After the installation completes, I browse to the install location of the VMware Horizon Agent “cd /etc/Vmware” and open the Horizon Agent configuration file with the Nano editor: nano viewagent-custom.conf
I adjust the following settings
After a reboot of the VM, I join it to the domain with the following command: “realm join -U username” (no domain or UPN) and enter the password when needed
I can now verify that the domain is discovered and configured correctly suing the following command: “realm list” and “realm discover -v”
Create Desktop Pool
I login to VMware Horizon Admin Console and starte the Create new Desktop Pool Wizard. For this session it will be An Automated Desktop Pool
I choose Instant Clone, my vCenter, Next…
As I don’t have any way of roaming my users Linux settings, as of yet, I will be using Dedicated Assignment
I enter an ID and a Display name, Next…
I provide the provisioning details, Next…
I detail the vCenter configuration, Next…
I configure the connection settings, Next…
I select my Remote Display settings, Next…
I choose the Domain and Active Directory settings, Next…
I complete the New Desktop Pool wizard and entitle my test users, Submit…
The publishings starts immediately
Once the state changes to “Published”, I can verify that the desktops are available
When I log on with the VMware Horizon Client, I see that I now have access to a Cent OS 8.1 Desktop Pool. I launch this shortcut
I run through the startup wizard and do e few adjustments to the user experience.
When I log out of the desktop, I can now see that I have now been assigned a dedicated desktop from the CentOS 8.1 Desktop pool instead.
And with that, I finally have a working Instant Clone Desktop Pool with CentOS 8.1 desktops.

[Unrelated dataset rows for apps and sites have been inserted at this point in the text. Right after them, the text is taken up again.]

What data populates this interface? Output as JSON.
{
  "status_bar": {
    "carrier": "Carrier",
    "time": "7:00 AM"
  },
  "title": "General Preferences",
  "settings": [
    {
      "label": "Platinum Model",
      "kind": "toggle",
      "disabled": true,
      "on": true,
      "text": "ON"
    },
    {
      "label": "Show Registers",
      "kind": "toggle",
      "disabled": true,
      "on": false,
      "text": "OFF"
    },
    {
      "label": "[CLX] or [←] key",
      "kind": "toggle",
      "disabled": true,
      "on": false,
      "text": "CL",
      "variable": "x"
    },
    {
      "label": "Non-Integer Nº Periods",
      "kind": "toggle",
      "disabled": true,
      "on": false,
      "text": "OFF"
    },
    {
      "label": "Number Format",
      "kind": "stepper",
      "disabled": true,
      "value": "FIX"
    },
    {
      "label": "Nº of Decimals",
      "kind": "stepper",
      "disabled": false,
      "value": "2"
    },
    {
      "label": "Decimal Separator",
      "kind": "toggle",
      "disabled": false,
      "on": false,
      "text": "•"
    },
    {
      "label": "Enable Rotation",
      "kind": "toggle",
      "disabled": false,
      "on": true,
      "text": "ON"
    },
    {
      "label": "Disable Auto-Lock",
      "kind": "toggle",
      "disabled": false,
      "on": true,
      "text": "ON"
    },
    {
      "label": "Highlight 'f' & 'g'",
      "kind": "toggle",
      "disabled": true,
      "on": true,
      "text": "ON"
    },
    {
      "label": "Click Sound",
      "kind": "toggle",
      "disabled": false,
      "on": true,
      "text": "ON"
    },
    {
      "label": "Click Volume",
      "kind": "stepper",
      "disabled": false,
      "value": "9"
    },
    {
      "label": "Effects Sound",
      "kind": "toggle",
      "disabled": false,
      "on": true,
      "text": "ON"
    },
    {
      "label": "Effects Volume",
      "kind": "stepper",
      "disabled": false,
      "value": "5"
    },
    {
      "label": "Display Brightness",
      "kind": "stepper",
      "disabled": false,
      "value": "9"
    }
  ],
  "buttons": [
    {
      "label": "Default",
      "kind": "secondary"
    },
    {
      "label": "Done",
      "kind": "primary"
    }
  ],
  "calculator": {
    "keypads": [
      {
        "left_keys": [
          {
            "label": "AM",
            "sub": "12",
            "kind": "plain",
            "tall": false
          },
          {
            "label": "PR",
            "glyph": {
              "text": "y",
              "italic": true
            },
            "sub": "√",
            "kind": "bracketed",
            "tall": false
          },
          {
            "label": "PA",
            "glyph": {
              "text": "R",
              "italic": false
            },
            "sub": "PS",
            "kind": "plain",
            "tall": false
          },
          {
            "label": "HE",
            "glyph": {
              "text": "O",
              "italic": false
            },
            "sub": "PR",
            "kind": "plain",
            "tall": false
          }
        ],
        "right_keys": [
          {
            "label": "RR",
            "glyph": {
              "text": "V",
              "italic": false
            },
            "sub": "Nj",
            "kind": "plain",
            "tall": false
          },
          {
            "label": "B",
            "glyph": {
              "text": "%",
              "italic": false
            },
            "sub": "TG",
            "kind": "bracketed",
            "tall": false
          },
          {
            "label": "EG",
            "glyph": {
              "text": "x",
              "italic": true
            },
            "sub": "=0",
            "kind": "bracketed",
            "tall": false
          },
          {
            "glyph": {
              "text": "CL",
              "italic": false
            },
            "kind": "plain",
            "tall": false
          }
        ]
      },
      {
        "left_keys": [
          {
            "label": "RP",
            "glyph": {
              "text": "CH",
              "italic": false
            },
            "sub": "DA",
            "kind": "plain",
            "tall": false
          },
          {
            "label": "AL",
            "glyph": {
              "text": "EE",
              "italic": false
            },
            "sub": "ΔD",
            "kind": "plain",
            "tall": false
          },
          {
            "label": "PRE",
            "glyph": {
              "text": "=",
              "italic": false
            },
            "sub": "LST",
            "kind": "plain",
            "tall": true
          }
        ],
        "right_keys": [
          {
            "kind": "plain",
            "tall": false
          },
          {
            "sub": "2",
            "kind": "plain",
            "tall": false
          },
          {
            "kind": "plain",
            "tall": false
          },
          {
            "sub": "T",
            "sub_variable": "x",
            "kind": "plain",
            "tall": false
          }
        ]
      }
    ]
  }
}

Disclaimer: Every tips/tricks/posting I have published here, is tried and tested in different it-solutions. It is not guaranteed to work everywhere, but is meant as a tip for other users out there. Remember, Google is your friend and don’t be afraid to steal with pride! Feel free to comment below as needed.